In addition to the many federal and state financial aid programs, there are several private sources of financial aid available to students. Sources include agencies, associations and organizations (e.g. corporations, civic, religious and philanthropic groups). Good sources of information about private scholarships include colleges, libraries and the Internet.
There are several online scholarship search services that can be helpful in identifying sources of aid for students who meet certain criteria, such as academic achievement, religious affiliation, ethnic or racial heritage, artistic talents, athletic ability, career plans, or proposed field of study. However, students should keep in mind that funds from these sources are usually limited and not all applicants will receive awards.
Here are links to some popular online scholarships search services:

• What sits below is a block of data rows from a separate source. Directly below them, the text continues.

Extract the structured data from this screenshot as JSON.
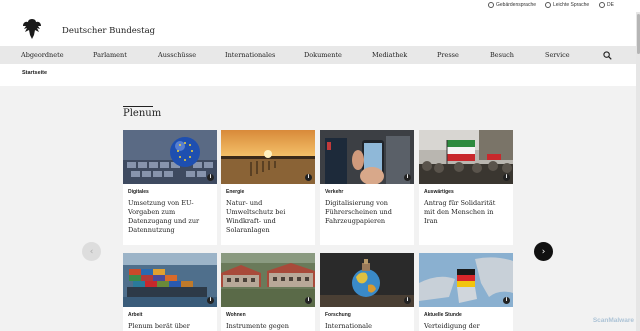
{
  "utility": {
    "sign_language": "Gebärdensprache",
    "easy_language": "Leichte Sprache",
    "language": "DE"
  },
  "header": {
    "title": "Deutscher Bundestag"
  },
  "nav": [
    "Abgeordnete",
    "Parlament",
    "Ausschüsse",
    "Internationales",
    "Dokumente",
    "Mediathek",
    "Presse",
    "Besuch",
    "Service"
  ],
  "breadcrumb": "Startseite",
  "section": {
    "title": "Plenum"
  },
  "cards": [
    {
      "category": "Digitales",
      "title": "Umsetzung von EU-Vorgaben zum Datenzugang und zur Datennutzung",
      "image": "eu-keyboard"
    },
    {
      "category": "Energie",
      "title": "Natur- und Umweltschutz bei Windkraft- und Solaranlagen",
      "image": "sunset-lake"
    },
    {
      "category": "Verkehr",
      "title": "Digitalisierung von Führerscheinen und Fahrzeugpapieren",
      "image": "smartphone"
    },
    {
      "category": "Auswärtiges",
      "title": "Antrag für Solidarität mit den Menschen in Iran",
      "image": "iran-protest"
    },
    {
      "category": "Arbeit",
      "title": "Plenum berät über Vorlagen",
      "image": "container-ship"
    },
    {
      "category": "Wohnen",
      "title": "Instrumente gegen",
      "image": "housing"
    },
    {
      "category": "Forschung",
      "title": "Internationale Kooperation",
      "image": "globe"
    },
    {
      "category": "Aktuelle Stunde",
      "title": "Verteidigung der",
      "image": "europe-map"
    }
  ],
  "info_glyph": "i",
  "arrows": {
    "prev": "‹",
    "next": "›"
  },
  "watermark": "ScanMalware"
}
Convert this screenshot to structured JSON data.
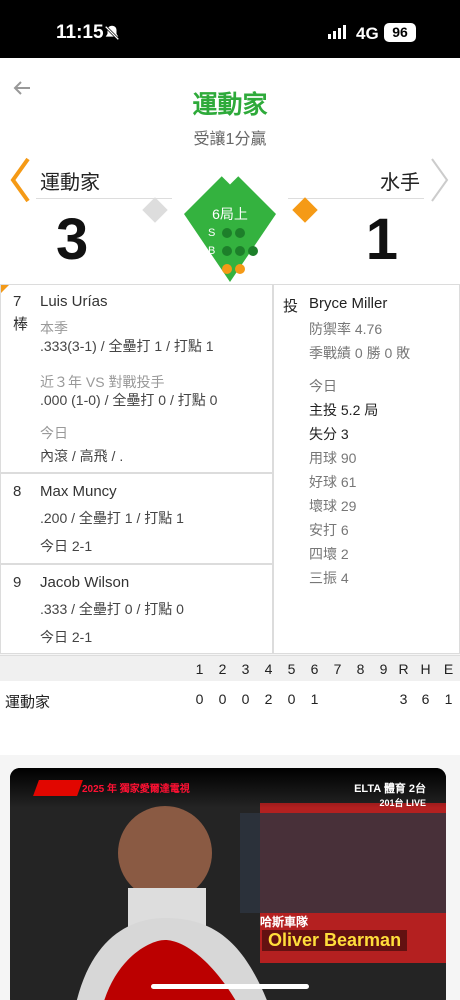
{
  "status": {
    "time": "11:15",
    "network": "4G",
    "battery": "96",
    "bell_icon": "bell-slash-icon",
    "signal_icon": "signal-icon"
  },
  "header": {
    "back_icon": "back-arrow-icon",
    "title": "運動家",
    "subtitle": "受讓1分贏",
    "team_left": "運動家",
    "team_right": "水手",
    "score_left": "3",
    "score_right": "1",
    "inning": "6局上",
    "counts": {
      "S": "S",
      "B": "B",
      "O": "O"
    },
    "colors": {
      "green": "#2eaa3a",
      "orange": "#f59a16"
    }
  },
  "lineup": {
    "batters": [
      {
        "order": "7",
        "extra": "棒",
        "name": "Luis Urías",
        "sections": [
          "本季",
          ".333(3-1)",
          "/ 全壘打 1",
          "/ 打點 1",
          "近３年 VS 對戰投手",
          ".000 (1-0)",
          "/ 全壘打 0",
          "/ 打點 0",
          "今日",
          "內滾 / 高飛 / ."
        ]
      },
      {
        "order": "8",
        "name": "Max Muncy",
        "line1": ".200 / 全壘打 1 / 打點 1",
        "today": "今日 2-1"
      },
      {
        "order": "9",
        "name": "Jacob Wilson",
        "line1": ".333 / 全壘打 0 / 打點 0",
        "today": "今日 2-1"
      }
    ],
    "pitcher": {
      "label": "投",
      "name": "Bryce Miller",
      "lines": [
        "防禦率 4.76",
        "季戰績 0 勝 0 敗",
        "今日",
        "主投 5.2 局",
        "失分 3",
        "用球 90",
        "好球 61",
        "壞球 29",
        "安打 6",
        "四壞 2",
        "三振 4"
      ]
    }
  },
  "scoreboard": {
    "header": [
      "1",
      "2",
      "3",
      "4",
      "5",
      "6",
      "7",
      "8",
      "9",
      "R",
      "H",
      "E"
    ],
    "rows": [
      {
        "team": "運動家",
        "scores": [
          "0",
          "0",
          "0",
          "2",
          "0",
          "1",
          "",
          "",
          "",
          "3",
          "6",
          "1"
        ]
      }
    ]
  },
  "video": {
    "left_brand": "F1",
    "left_text": "2025 年\n獨家愛爾達電視",
    "right_brand": "ELTA 體育 2台",
    "right_sub": "201台 LIVE",
    "caption_top": "哈斯車隊",
    "caption_name": "Oliver Bearman"
  }
}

Students can improve their chances of obtaining financial aid by planning ahead, applying early and reading directions carefully. Since private financial aid programs generally have early deadlines, students should begin researching these sources during their sophomore and junior years of high school, or two to three years before they plan to attend college.
Watch Out for Scams!
Unfortunately, in their efforts to pay the bills, many students and their families fall prey to scholarship scams. Looking for Student Aid provides pointers on avoiding scams and a checklist of places to find free scholarship information. The site includes a printer-friendly fact sheet to print and share with students.
For more information on avoiding scams, visit the Federal Trade Commission's (FTC) Scholarship Scams Web site. The FTC works to prevent fraudulent, deceptive, and unfair business practices in the marketplace.